Note: Where available, the PDF/Word icon below is provided to view the complete and fully formatted document
 Download Full Day's HansardDownload Full Day's Hansard    View Or Save XMLView/Save XML

Previous Fragment    Next Fragment
Thursday, 22 May 1980
Page: 3114

Mr HODGMAN (Denison) -My remarks in support of the Bill will be very brief. I wish to place on record the gratitude of the Parliament to Senator Peter Rae who introduced this private member's Bill in another place where it was passed without dissent. The Bill, which was very competently introduced into this House by my colleague the honourable member for Wilmot (Mr Burr), removes an unjust and antiquated anomaly- an anomaly which could easily have led to a situation, and has in fact led to a situation in years gone by, of a person being subjected to a double penalty in respect of a breach of a provision of the Act. I believe if a person breaks the law he should be subjected to one penalty and one penalty only. Indeed, the common law supports very strongly the proposition that a double penalty is wrong. It is a violation of a citizen's basic rights that he should be penalised twice for committing the one offence.

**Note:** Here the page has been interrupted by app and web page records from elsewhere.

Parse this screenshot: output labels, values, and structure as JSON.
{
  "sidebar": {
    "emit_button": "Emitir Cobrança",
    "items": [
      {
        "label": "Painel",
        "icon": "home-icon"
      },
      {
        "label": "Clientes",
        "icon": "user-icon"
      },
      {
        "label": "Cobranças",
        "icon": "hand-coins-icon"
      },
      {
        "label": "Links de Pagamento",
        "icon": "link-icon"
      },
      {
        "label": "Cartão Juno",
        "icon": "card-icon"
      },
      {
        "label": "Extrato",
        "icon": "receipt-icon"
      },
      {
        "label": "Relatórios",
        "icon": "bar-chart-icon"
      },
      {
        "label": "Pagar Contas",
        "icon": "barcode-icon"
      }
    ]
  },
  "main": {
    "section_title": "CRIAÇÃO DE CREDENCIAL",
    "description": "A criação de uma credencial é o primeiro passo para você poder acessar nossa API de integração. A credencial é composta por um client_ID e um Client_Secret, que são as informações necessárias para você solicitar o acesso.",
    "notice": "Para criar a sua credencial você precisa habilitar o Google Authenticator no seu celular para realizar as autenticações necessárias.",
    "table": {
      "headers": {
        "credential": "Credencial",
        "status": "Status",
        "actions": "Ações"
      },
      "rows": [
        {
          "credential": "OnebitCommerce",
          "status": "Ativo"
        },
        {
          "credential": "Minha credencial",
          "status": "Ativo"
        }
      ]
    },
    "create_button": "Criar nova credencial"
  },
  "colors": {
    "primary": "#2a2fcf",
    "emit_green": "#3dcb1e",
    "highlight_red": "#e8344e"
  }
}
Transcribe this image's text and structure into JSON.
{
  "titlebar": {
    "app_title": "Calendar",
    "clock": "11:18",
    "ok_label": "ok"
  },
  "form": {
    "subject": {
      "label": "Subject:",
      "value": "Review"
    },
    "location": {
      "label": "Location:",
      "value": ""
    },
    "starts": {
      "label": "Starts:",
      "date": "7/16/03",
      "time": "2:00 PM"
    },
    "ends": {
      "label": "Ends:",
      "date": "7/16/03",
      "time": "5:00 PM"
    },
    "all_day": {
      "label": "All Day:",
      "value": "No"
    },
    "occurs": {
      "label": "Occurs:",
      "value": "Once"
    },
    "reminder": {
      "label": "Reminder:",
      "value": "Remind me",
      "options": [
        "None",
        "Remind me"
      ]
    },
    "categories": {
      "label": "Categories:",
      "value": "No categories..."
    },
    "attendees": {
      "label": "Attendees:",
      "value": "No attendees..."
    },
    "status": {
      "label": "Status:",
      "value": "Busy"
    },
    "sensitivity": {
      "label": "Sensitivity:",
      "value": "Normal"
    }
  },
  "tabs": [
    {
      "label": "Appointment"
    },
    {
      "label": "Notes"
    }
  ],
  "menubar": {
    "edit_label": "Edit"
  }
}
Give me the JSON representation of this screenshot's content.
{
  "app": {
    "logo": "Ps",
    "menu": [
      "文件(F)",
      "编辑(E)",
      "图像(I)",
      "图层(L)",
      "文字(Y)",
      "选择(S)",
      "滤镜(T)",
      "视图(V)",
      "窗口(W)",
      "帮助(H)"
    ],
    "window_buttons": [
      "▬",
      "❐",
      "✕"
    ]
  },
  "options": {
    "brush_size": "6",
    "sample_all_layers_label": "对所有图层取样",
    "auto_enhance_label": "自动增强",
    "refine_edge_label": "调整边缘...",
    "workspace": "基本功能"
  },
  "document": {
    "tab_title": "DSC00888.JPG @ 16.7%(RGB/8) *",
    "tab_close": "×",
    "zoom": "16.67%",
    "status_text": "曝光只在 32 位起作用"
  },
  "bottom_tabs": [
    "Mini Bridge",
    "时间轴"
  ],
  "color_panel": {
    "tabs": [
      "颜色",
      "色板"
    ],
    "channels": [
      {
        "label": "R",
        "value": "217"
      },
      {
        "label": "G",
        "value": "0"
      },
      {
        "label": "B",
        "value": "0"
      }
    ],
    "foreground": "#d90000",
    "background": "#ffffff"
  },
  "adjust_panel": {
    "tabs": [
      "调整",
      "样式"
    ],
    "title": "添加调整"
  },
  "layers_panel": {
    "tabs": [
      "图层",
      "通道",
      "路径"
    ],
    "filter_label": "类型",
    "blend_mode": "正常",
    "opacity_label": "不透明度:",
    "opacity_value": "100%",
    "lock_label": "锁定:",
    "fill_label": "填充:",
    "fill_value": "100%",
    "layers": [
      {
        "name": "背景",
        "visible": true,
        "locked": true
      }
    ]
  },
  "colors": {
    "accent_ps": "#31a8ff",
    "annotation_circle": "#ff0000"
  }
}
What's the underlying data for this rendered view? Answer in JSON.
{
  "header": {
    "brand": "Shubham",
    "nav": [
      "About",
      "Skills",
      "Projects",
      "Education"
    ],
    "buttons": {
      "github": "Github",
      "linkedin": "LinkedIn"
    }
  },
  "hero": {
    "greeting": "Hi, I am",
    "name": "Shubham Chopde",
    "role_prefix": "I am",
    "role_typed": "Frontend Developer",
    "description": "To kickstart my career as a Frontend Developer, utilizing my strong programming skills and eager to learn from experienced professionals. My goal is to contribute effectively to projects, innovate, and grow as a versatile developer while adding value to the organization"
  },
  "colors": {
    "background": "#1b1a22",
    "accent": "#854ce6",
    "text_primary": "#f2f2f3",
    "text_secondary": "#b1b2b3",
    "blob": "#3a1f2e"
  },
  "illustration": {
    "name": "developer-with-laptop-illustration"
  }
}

For the benefit of those persons who are listening to this debate, the situation is that prior to the amending Bill being introduced a person who trangressed the provisions of the Wireless Telegrapy Act was liable not only to prosecution, including substantial penalties involving a fine and, in the case of subsequent offences, imprisonment, but also administratively to the forfeiture of the equipment involved. With modern day telecommunications systems, when we look at the cost of radios and the like in respect of fishing vessels and other activities, that could have involved a financial penalty of several thousand dollars.

I am delighted that the Bill was passed in the Senate without dissent. It was supported by both the Government and the Opposition. I compliment Senator Peter Rae because he is the man who discovered this injustice on the statute book. He is the man who was prepared to do something about it, to bring in a private members Bill, to get it through the Senate and then to entrust it to my colleague the honourable member for Wilmot, to whom I believe this House is also indebted. I have done some investigation and I do not believe that a private members Bill has been introduced by a Government back bencher in this House for something in excess of 20 years. The honourable member for Wilmot is entitled to the gratitude of the House. I support the Bill. I know that my colleague the honourable member for Melbourne will support it with equal enthusiasm.

Suggest corrections